Sheriff's Office History

The Chesterfield County Sheriff's Office has a rich history and extends back to 1749 and includes:

Chesterfield County’s Public Safety Fallen Heroes

See roads and facilities named in honor of our heroes, along with their stories and commemorations.

Public Safety Fallen Heroes

The Sheriff’s Office Throughout History

  1. Revolutionary War Era
  2. 18th Century
  3. 19th Century
  4. 20th Century

The area surrounding the Courthouse was a very strategic location during the Revolutionary War. Our leaders in this war frequented this area. March of 1775 saw Patrick Henry recite his famous speech from St. John’s Church. "Give me liberty or give me death" were the words heard around the world. 

Taking Up Arms

The Revolutionary War witnessed several Chesterfield residents taking up arms for the cause. These included the clerk of the court, Archibald Cary. Cary was chosen to lead a group of soldiers from the county. The courthouse area became a training camp for the war. 

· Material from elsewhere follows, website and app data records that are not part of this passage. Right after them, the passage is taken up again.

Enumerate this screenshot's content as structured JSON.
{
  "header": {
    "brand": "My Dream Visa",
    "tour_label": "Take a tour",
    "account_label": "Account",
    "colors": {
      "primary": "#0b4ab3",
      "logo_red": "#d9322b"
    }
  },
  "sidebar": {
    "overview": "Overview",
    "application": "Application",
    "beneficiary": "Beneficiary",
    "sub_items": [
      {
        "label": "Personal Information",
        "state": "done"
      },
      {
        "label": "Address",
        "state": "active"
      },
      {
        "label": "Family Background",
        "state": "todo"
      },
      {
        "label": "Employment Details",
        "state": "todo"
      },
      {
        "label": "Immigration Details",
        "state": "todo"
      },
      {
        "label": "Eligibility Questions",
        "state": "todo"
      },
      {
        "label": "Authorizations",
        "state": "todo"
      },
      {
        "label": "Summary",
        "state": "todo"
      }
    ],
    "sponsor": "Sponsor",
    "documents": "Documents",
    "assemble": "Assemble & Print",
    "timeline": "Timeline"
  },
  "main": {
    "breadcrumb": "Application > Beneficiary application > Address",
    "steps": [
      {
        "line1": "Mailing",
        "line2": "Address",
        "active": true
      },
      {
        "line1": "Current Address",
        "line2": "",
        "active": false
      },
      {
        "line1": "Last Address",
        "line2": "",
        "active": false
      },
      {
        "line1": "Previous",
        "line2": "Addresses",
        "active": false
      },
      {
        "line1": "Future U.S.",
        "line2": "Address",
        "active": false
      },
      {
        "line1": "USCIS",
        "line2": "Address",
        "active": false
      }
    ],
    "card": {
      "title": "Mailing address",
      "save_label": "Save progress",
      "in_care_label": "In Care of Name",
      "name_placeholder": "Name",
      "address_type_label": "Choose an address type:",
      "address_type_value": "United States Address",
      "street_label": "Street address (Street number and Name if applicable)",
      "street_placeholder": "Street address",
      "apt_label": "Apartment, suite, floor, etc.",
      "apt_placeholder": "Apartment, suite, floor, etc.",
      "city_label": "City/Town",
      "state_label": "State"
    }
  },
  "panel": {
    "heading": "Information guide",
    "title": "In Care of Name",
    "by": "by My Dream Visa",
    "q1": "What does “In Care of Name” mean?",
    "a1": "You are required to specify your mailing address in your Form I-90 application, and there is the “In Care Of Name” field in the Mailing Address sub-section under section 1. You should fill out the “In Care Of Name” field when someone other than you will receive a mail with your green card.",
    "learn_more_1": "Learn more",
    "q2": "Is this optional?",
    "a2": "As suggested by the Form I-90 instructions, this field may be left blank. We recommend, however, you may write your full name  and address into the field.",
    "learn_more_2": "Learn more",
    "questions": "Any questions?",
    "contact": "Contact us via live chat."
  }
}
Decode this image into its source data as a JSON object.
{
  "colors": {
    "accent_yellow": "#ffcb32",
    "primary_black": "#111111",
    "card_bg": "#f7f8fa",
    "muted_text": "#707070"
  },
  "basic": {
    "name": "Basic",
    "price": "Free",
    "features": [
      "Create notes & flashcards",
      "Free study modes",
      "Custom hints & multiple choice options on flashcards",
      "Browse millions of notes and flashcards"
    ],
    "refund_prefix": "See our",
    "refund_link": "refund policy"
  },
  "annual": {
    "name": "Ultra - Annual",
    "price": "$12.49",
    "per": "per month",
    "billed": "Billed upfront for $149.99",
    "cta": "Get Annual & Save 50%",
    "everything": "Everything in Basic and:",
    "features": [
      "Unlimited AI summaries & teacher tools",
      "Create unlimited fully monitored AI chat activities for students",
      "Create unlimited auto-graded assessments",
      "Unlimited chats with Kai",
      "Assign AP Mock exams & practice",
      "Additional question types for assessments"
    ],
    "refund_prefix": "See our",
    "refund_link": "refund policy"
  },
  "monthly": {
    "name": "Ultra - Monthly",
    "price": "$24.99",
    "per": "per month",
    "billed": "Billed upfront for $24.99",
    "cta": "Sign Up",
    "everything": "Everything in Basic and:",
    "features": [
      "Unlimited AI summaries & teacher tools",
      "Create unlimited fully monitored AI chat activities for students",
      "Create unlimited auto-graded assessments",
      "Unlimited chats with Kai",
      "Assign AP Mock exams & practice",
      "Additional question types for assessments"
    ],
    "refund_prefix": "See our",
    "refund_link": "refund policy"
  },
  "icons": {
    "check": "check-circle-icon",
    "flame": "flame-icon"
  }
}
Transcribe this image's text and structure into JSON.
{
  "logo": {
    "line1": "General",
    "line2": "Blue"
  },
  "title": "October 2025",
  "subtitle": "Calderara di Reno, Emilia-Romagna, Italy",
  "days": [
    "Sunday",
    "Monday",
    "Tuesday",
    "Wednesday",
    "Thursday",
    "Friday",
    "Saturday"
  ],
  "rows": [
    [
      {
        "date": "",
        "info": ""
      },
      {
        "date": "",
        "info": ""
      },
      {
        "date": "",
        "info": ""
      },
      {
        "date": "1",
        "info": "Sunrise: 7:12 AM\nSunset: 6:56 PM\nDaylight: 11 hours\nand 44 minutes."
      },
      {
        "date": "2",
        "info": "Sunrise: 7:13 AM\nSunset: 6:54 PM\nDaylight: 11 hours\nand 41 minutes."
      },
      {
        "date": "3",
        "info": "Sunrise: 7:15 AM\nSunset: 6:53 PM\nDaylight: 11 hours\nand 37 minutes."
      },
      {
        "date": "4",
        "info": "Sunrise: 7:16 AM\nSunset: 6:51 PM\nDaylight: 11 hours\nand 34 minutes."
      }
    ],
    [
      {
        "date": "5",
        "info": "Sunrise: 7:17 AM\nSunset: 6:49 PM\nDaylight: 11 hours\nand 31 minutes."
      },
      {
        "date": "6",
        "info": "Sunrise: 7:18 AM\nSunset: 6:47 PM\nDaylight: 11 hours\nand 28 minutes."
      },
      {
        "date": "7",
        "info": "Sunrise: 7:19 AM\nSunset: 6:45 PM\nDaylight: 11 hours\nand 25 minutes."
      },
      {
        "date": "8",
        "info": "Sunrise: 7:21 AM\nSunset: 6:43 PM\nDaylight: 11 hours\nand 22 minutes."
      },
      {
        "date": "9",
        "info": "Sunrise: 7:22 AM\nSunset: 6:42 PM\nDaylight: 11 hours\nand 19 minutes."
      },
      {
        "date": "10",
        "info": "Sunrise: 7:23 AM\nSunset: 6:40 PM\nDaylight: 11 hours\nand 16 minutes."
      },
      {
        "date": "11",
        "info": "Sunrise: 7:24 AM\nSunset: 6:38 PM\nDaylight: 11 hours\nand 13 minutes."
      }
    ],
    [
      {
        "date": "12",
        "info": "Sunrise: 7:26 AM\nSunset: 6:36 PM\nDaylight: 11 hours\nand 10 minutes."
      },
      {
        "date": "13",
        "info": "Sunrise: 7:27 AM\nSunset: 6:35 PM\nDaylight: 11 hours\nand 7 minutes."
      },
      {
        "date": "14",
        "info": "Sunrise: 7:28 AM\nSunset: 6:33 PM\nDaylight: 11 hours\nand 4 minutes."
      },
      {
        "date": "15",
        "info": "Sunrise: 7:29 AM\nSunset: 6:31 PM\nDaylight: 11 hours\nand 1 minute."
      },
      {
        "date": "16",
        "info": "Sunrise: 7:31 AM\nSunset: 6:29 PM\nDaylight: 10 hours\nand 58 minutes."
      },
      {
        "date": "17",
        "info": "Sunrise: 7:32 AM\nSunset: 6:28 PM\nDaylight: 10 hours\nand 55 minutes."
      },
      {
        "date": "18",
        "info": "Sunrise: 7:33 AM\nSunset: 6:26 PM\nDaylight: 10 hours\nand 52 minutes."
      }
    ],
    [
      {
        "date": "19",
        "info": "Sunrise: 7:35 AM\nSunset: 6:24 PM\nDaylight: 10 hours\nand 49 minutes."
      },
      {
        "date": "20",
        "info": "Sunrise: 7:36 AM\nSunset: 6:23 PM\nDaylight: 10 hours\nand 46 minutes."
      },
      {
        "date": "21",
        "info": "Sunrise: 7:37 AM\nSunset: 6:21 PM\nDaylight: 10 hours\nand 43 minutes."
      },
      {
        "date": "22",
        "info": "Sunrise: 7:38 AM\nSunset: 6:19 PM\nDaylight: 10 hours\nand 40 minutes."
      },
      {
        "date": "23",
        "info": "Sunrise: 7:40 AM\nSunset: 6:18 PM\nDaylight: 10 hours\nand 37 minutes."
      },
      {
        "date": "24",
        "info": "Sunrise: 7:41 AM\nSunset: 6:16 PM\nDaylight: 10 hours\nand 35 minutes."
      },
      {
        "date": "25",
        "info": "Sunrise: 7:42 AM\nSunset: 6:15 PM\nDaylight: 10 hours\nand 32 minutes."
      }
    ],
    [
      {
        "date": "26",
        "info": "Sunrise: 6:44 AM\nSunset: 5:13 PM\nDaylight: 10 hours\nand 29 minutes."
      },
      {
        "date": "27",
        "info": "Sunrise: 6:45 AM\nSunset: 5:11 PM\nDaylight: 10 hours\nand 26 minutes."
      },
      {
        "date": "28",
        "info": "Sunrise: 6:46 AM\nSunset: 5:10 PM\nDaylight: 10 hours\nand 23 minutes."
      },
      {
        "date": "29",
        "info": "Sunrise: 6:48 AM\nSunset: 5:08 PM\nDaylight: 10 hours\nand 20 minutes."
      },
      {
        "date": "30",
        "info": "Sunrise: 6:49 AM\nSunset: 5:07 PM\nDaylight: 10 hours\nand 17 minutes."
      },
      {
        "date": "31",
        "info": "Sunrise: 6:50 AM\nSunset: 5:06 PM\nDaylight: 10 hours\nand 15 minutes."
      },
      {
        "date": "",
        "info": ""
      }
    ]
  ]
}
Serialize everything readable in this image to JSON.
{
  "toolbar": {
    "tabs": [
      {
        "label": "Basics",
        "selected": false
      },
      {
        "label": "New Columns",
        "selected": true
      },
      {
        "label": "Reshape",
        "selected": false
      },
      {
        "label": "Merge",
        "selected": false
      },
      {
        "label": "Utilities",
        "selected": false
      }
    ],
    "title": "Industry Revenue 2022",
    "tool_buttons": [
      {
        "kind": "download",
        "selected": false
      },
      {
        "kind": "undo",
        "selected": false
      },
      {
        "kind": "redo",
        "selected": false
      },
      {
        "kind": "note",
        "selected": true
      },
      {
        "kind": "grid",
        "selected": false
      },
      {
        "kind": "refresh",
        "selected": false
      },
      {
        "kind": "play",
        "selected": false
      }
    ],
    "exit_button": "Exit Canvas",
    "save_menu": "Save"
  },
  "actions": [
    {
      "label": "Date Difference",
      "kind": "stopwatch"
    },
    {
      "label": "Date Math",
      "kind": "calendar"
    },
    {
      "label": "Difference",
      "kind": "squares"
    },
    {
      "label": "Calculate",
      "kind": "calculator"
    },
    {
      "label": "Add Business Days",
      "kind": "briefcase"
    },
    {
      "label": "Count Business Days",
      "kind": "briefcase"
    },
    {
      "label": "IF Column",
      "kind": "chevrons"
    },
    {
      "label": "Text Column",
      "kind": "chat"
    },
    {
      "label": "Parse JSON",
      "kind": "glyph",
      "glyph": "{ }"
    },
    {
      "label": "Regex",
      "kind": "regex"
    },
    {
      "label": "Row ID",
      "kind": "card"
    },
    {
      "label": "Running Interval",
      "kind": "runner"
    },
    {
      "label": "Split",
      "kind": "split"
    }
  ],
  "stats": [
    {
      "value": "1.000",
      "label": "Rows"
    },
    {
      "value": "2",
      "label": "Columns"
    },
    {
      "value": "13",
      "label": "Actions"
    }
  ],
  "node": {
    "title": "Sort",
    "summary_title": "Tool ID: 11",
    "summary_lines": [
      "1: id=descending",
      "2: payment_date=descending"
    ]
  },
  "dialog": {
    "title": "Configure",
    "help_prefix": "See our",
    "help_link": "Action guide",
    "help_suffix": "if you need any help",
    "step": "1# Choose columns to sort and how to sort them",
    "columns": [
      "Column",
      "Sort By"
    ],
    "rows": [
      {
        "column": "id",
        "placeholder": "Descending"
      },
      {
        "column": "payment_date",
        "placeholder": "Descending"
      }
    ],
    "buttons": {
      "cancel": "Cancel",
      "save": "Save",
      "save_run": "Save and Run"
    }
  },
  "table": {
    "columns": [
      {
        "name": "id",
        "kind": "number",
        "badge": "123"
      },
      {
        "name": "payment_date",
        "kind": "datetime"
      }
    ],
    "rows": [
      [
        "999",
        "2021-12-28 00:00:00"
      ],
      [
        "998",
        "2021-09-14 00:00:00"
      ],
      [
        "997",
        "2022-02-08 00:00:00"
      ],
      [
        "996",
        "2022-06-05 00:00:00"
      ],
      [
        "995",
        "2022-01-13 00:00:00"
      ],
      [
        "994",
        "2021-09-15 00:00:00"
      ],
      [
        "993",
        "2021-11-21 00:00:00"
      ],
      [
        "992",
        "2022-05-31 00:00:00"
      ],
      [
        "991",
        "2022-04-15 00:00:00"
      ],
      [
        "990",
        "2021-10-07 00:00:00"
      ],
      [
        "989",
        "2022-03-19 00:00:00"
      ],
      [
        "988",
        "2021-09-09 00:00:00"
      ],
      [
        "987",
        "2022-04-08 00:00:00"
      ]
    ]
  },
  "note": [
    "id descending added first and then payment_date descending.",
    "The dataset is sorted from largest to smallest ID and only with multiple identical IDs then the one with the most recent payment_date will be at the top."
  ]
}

Of the names listed, Thomas Burfoot was the Quartermaster, Edward Steward was listed as the youngest soldier, and Barron Von Stueben was a "hard core" drills Sergeant. In 1781, General Phillips led a group of enemy soldiers into the camp and set numerous fires. This forced the camp to close. Later that year, Sheriff George Robertson was in office when the British surrendered at Yorktown.

A New Sheriff

In 1784, Sheriff Benjamin Branch was in office. Governor Patrick Henry took up residence in what is now referred to as the Salisbury section of the county. The year 1784 also saw the Jefferson family taking up residence at the Eppington plantation located in southern Chesterfield, where his two daughters were left with their aunt. One daughter died while visiting Eppington and is buried there in an unmarked grave. The cousin, Lucy Eppes, also passed away from the "whooping cough" that same year. The big social event for the county in the late 1700’s was the marriage of Mary Jefferson to John Eppes of Eppington Plantation.

The County in an Uproar

In 1786, the county was in an uproar. Sheriff Branch was killed after being thrown from his horse. The Sheriff had not yet collected all of the tax levies owed and his accounts were in an unintentional snarl. The resolution of the situation took almost two decades, but the county suffered little financial loss in the end.

The Sheriff During Washington’s Presidency

Sheriff Thomas Barfoot was in office when George Washington was elected as the first president of our country. Washington took office in 1789. The county’s population at this time was 14,214, with half the number being slaves.